**Exercise description**
Pictures do not belong in the copy; print every entry exactly as it stands.

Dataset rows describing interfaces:

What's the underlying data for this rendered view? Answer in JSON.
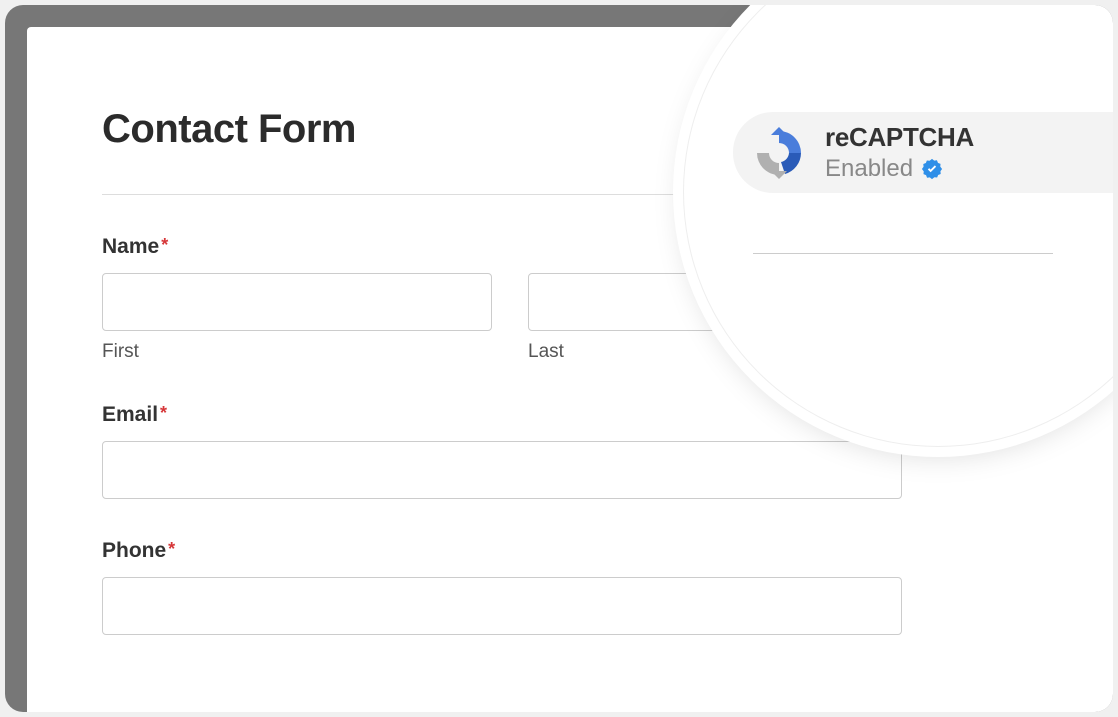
{
  "form": {
    "title": "Contact Form",
    "fields": {
      "name": {
        "label": "Name",
        "first_sub": "First",
        "last_sub": "Last",
        "first_value": "",
        "last_value": ""
      },
      "email": {
        "label": "Email",
        "value": ""
      },
      "phone": {
        "label": "Phone",
        "value": ""
      }
    },
    "required_marker": "*"
  },
  "recaptcha": {
    "title": "reCAPTCHA",
    "status": "Enabled"
  }
}
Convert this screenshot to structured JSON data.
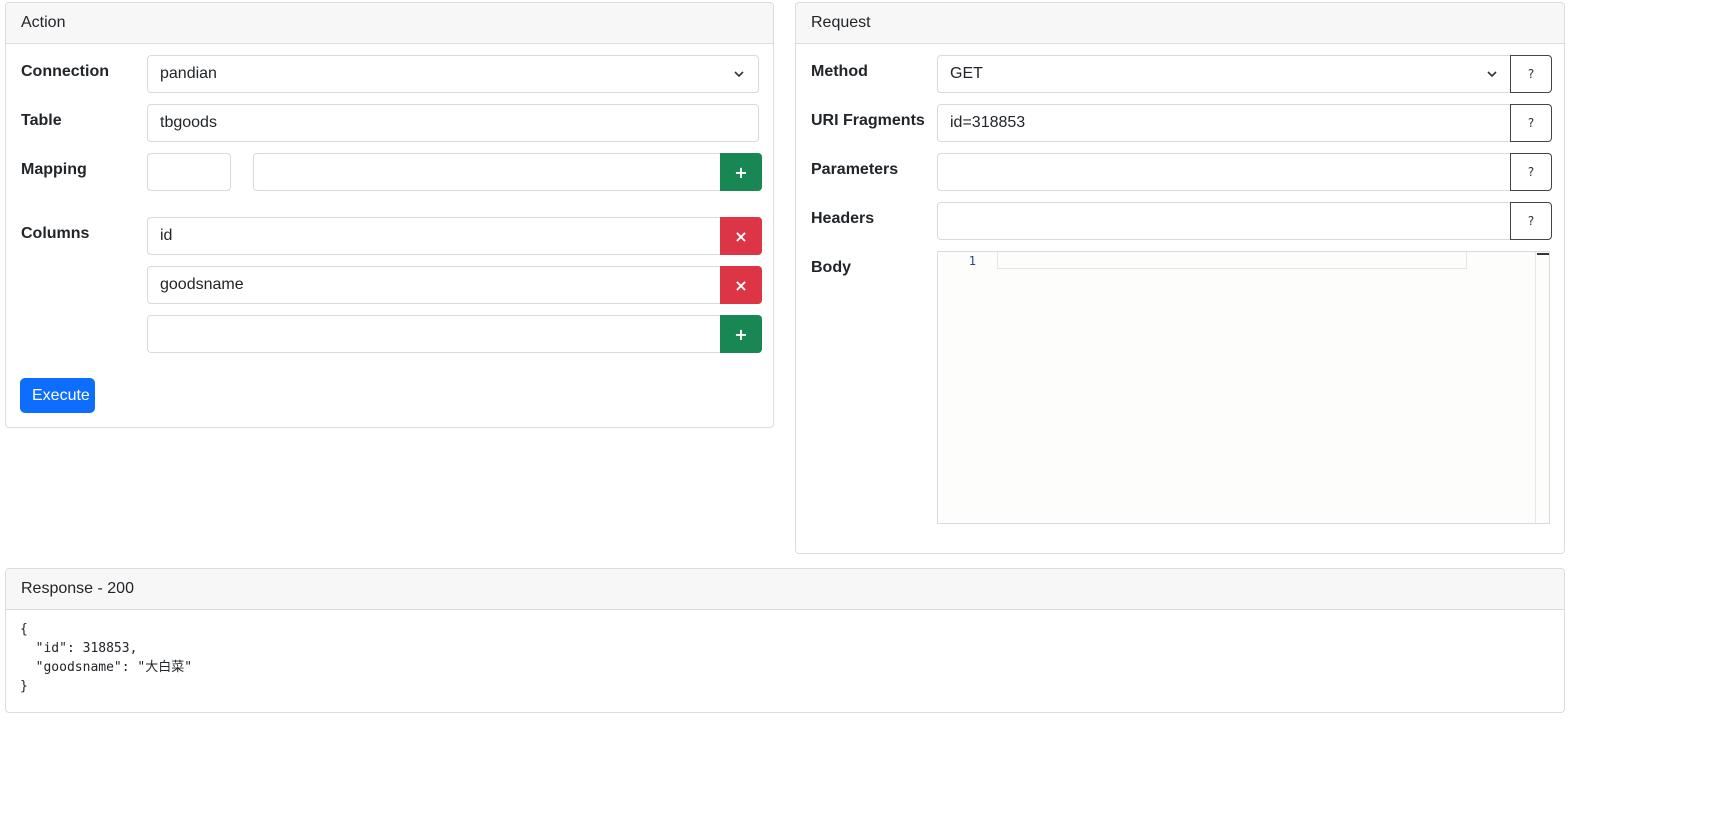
{
  "action": {
    "title": "Action",
    "connection_label": "Connection",
    "connection_value": "pandian",
    "table_label": "Table",
    "table_value": "tbgoods",
    "mapping_label": "Mapping",
    "mapping_key": "",
    "mapping_value": "",
    "columns_label": "Columns",
    "columns": [
      "id",
      "goodsname",
      ""
    ],
    "add_symbol": "+",
    "remove_symbol": "×",
    "execute_label": "Execute"
  },
  "request": {
    "title": "Request",
    "method_label": "Method",
    "method_value": "GET",
    "uri_label": "URI Fragments",
    "uri_value": "id=318853",
    "parameters_label": "Parameters",
    "parameters_value": "",
    "headers_label": "Headers",
    "headers_value": "",
    "body_label": "Body",
    "body_line_number": "1",
    "help_symbol": "?"
  },
  "response": {
    "title": "Response - 200",
    "lines": [
      "{",
      "  \"id\": 318853,",
      "  \"goodsname\": \"大白菜\"",
      "}"
    ]
  },
  "icons": {
    "select_arrow": "chevron-down-icon",
    "add": "plus-icon",
    "remove": "close-icon",
    "help": "question-icon"
  },
  "colors": {
    "add_button": "#198754",
    "remove_button": "#dc3545",
    "primary_button": "#0d6efd"
  }
}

**Answer to the problem**
What's the underlying data for this rendered view? Answer in JSON.
{
  "form": {
    "title": "Contact Form",
    "fields": {
      "name": {
        "label": "Name",
        "first_sub": "First",
        "last_sub": "Last",
        "first_value": "",
        "last_value": ""
      },
      "email": {
        "label": "Email",
        "value": ""
      },
      "phone": {
        "label": "Phone",
        "value": ""
      }
    },
    "required_marker": "*"
  },
  "recaptcha": {
    "title": "reCAPTCHA",
    "status": "Enabled"
  }
}
Convert this screenshot to structured JSON data.
{
  "action": {
    "title": "Action",
    "connection_label": "Connection",
    "connection_value": "pandian",
    "table_label": "Table",
    "table_value": "tbgoods",
    "mapping_label": "Mapping",
    "mapping_key": "",
    "mapping_value": "",
    "columns_label": "Columns",
    "columns": [
      "id",
      "goodsname",
      ""
    ],
    "add_symbol": "+",
    "remove_symbol": "×",
    "execute_label": "Execute"
  },
  "request": {
    "title": "Request",
    "method_label": "Method",
    "method_value": "GET",
    "uri_label": "URI Fragments",
    "uri_value": "id=318853",
    "parameters_label": "Parameters",
    "parameters_value": "",
    "headers_label": "Headers",
    "headers_value": "",
    "body_label": "Body",
    "body_line_number": "1",
    "help_symbol": "?"
  },
  "response": {
    "title": "Response - 200",
    "lines": [
      "{",
      "  \"id\": 318853,",
      "  \"goodsname\": \"大白菜\"",
      "}"
    ]
  },
  "icons": {
    "select_arrow": "chevron-down-icon",
    "add": "plus-icon",
    "remove": "close-icon",
    "help": "question-icon"
  },
  "colors": {
    "add_button": "#198754",
    "remove_button": "#dc3545",
    "primary_button": "#0d6efd"
  }
}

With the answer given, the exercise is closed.